··· Information

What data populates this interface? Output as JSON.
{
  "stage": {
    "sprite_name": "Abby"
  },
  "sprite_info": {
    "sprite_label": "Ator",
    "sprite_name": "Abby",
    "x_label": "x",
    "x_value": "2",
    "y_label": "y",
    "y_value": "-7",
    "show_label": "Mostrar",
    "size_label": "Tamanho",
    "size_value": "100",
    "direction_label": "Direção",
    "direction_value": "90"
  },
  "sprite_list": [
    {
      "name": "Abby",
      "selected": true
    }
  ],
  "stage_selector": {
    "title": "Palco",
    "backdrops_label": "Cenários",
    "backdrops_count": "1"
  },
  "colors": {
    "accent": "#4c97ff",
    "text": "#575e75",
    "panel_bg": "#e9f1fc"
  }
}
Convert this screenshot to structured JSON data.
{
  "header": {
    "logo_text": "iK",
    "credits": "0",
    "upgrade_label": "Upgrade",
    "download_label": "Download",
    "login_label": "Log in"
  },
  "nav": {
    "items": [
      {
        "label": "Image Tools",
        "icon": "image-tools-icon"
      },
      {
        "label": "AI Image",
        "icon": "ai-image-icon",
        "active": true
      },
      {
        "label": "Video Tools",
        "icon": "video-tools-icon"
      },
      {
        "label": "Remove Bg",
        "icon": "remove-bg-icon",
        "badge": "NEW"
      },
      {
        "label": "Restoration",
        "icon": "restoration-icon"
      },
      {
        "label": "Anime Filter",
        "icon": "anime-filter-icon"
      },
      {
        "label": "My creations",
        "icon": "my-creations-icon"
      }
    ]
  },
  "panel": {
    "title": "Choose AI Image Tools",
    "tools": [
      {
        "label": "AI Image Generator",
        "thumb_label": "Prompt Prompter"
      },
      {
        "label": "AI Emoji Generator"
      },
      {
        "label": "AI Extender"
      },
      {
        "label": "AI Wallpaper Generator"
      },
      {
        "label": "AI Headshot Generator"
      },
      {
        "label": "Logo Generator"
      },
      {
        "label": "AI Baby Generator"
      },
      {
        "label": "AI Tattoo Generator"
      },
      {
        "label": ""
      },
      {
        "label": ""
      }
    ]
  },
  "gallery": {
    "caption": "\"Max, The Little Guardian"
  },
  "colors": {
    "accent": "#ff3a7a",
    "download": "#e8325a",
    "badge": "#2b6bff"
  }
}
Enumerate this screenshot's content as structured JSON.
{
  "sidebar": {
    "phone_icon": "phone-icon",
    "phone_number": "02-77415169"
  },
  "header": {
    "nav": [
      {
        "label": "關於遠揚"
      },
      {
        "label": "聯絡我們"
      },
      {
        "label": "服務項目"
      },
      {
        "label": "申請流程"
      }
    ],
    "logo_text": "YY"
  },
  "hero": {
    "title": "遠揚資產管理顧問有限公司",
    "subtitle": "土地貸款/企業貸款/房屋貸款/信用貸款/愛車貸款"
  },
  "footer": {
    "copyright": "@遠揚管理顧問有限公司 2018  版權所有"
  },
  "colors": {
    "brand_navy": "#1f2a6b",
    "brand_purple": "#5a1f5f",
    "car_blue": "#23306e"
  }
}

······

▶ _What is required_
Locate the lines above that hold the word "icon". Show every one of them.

▶ _Written solution_
        "icon": "image-tools-icon"
        "icon": "ai-image-icon",
        "icon": "video-tools-icon"
        "icon": "remove-bg-icon",
        "icon": "restoration-icon"
        "icon": "anime-filter-icon"
        "icon": "my-creations-icon"
    "phone_icon": "phone-icon",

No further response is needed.